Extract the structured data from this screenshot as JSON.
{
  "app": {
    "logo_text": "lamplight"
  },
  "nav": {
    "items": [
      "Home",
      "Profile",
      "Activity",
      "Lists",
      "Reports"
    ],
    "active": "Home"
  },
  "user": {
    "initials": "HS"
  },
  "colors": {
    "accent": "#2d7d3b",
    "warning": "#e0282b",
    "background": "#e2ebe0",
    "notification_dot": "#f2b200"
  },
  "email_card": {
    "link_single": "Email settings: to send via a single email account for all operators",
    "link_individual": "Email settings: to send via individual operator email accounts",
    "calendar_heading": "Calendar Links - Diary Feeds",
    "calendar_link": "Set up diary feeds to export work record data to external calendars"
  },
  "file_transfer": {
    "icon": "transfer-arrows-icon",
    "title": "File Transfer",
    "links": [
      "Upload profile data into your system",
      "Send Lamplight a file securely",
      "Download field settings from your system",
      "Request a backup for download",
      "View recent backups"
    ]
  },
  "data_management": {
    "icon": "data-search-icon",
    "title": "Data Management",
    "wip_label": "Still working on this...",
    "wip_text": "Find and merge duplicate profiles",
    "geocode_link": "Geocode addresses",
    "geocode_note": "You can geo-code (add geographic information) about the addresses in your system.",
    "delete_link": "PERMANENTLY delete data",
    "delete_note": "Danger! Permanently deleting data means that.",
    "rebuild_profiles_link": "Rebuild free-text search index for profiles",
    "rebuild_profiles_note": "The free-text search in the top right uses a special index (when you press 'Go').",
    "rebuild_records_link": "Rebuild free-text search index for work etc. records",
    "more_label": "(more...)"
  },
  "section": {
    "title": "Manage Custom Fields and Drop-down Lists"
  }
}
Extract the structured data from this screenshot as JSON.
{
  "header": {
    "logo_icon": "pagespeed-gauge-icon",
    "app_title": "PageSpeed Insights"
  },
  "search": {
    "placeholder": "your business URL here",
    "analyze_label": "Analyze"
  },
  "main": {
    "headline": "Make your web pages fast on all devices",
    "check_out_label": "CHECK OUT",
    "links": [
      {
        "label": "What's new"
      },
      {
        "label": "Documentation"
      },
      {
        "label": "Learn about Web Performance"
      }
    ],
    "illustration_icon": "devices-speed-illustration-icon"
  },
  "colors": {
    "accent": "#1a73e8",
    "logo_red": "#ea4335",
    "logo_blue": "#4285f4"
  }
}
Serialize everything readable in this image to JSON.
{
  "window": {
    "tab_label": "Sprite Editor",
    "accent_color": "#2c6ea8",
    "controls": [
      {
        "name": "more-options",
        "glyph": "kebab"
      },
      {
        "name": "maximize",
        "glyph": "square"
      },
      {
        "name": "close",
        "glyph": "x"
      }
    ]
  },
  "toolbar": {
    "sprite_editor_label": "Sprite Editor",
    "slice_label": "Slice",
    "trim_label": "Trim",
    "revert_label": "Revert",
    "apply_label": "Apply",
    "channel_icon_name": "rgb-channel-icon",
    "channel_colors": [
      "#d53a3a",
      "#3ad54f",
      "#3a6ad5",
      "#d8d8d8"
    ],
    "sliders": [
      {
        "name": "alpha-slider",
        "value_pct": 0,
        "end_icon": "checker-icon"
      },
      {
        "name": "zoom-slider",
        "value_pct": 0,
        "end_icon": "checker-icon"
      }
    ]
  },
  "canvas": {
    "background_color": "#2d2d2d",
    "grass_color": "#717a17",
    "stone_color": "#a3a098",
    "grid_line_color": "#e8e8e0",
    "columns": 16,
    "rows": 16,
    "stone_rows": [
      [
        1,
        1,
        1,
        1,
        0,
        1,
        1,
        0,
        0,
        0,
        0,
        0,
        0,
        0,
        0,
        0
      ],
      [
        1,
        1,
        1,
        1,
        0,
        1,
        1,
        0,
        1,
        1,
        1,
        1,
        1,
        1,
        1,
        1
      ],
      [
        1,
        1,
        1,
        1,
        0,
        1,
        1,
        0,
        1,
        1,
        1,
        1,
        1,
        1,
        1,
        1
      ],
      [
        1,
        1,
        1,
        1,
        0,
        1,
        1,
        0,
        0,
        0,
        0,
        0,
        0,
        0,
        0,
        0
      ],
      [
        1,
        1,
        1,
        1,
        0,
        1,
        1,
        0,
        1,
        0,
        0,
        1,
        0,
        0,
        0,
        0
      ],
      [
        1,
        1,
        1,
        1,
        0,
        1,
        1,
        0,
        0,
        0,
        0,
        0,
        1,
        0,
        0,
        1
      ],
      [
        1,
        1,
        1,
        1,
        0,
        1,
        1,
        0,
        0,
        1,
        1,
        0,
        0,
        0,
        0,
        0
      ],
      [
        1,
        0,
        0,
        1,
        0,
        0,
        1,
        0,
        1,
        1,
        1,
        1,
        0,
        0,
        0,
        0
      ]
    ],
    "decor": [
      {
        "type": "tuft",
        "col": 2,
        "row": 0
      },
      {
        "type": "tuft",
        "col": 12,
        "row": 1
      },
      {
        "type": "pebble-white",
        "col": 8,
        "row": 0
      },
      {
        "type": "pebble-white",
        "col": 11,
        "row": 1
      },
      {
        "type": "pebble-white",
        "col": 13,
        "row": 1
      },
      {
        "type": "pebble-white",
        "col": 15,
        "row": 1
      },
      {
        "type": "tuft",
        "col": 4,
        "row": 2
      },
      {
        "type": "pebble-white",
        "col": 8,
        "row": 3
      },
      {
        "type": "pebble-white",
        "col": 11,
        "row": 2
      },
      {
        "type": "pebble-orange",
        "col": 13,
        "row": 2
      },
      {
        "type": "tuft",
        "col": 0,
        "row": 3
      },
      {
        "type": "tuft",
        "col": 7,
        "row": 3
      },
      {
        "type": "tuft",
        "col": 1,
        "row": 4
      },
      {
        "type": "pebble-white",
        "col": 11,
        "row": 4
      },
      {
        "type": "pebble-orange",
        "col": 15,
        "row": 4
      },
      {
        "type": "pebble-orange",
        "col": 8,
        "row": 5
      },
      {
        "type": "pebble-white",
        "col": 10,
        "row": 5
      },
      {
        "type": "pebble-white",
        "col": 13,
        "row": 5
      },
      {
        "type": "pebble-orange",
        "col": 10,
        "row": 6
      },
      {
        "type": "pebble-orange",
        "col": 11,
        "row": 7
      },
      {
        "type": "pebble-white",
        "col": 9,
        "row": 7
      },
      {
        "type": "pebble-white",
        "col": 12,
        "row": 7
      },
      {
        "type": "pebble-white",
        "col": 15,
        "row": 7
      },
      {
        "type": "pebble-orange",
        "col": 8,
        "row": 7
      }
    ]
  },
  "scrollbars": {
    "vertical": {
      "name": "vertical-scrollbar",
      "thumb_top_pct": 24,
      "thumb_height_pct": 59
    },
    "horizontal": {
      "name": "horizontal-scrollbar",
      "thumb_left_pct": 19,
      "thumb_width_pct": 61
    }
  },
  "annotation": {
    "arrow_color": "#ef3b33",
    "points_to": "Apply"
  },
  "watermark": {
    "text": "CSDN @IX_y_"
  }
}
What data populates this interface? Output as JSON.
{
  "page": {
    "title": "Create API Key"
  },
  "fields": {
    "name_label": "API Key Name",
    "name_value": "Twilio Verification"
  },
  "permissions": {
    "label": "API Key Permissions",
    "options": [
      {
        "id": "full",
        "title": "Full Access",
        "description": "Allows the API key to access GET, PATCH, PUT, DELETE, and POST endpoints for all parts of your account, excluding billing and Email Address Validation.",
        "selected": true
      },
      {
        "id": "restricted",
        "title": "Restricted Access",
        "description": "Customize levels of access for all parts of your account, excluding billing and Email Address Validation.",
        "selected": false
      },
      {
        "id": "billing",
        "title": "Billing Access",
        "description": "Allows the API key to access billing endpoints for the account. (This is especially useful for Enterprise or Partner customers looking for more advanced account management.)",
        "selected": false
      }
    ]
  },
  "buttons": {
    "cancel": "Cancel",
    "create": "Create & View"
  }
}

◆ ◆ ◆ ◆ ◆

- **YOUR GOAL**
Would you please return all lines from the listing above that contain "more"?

- **TASK SOLUTION**
    "more_label": "(more...)"
        "name": "more-options",
        "description": "Allows the API key to access billing endpoints for the account. (This is especially useful for Enterprise or Partner customers looking for more advanced account management.)",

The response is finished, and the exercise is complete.